It's worth remembering that the weakest point of a security system is often its users. However strong your security protocols, they won't be effective if they aren't applied consistently, and even the strongest password can be rendered useless if it is carelessly stored or shared.

For further advice, see the Information Security website, and the Data Protection and Research pages on the Research Support website.

It is vital to have a system in place for regularly backing up data, to avoid the risk of loss through accidental deletion, hardware failure, or theft or damage of equipment.

  • Backup copies of data should be kept in different locations. Making a second copy of your files is of limited value if it's then stored alongside the primary copy, where the same thief or fire might easily deprive you of both.
  • If at all possible, the backup process should be automated. This removes the risk of forgetting, or simply not getting round to it because you're busy with other things.

If you're working with personal data, or material that's otherwise confidential or sensitive, it's important to ensure that your backup copies have adequate security. Many of the same considerations apply here as to storage of the primary copy of your data.

HFS is Oxford's central backup service, and is available free of charge to all University staff and postgraduate students. It uses the Code42 cloud-based service, which can be set to make automatic backups of desktop and laptop machines.

A separate HFS backup service also exists for servers and other multi-user systems. If your data is stored on a departmental server, it may be automatically backed up to HFS without you needing to do anything. You can check this by asking local IT support staff.
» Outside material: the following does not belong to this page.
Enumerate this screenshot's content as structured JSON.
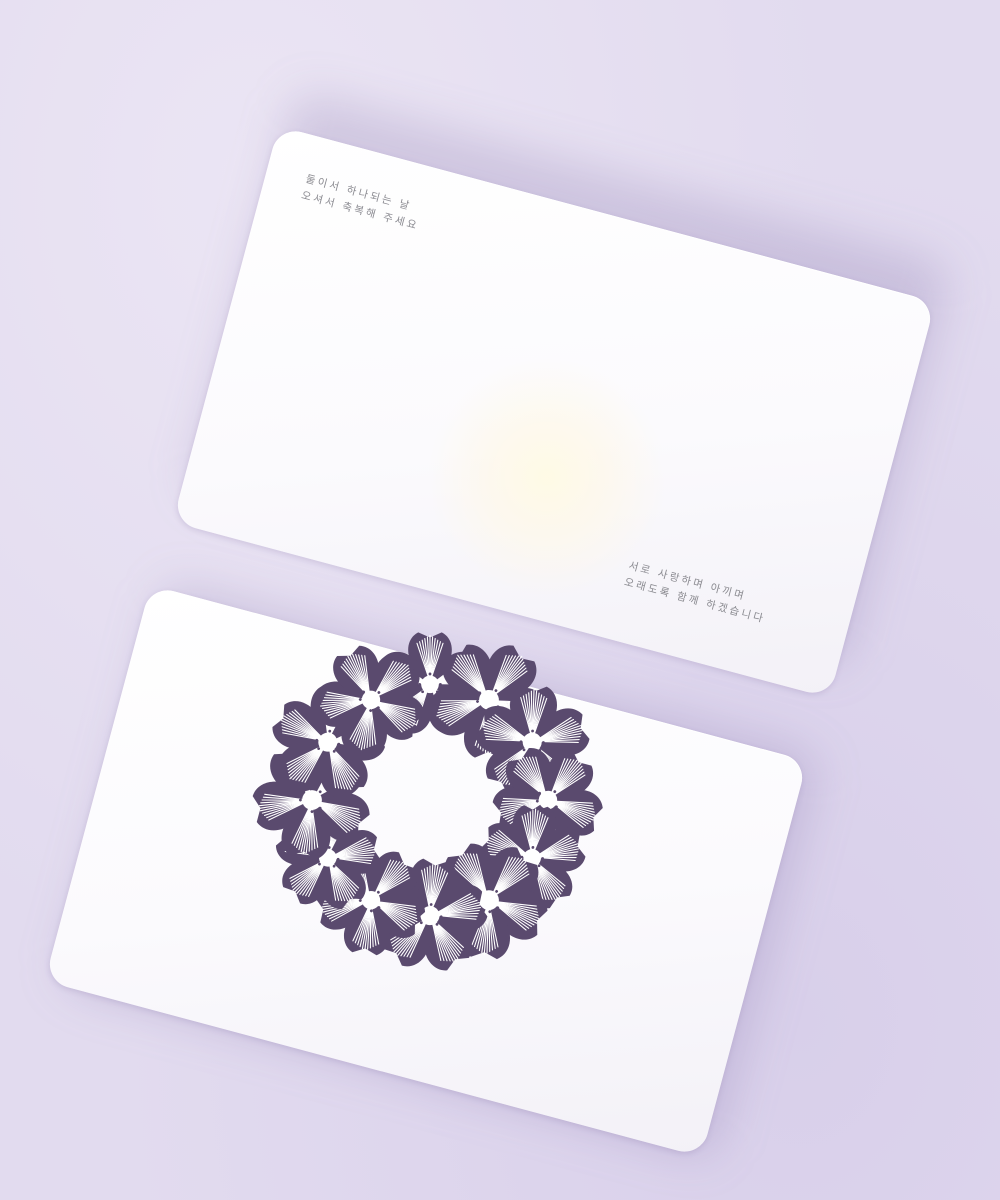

Centrally provided data storage solutions such as the Nexus365 services, LabArchives, and the Sustainable Digital Scholarship service also offer automatic backup, and their web-based nature means that if your laptop hard drive fails, or your device is stolen, your files will nevertheless be preserved and remain accessible. However, this does not guard against accidental deletion or other human error (and if you are using a service like OneDrive to synchronise your own machine with the cloud, any changes made in one place will also affect the other copies). It is thus wise to familiarise yourself with the version history functionality of your chosen solution, so you know how feasible it is to revert back to an earlier revision, or to restore a deleted file. Some systems, such as LabArchives, are designed to keep a robust record of all changes; others may only allow you to access one or two previous versions, and there may be a time limit for retrieving deleted material before it is lost forever. If being able to roll back your data to a previous point is important, you may wish to consider taking a snapshot of it at intervals, and retaining this until you are certain that version is no longer needed.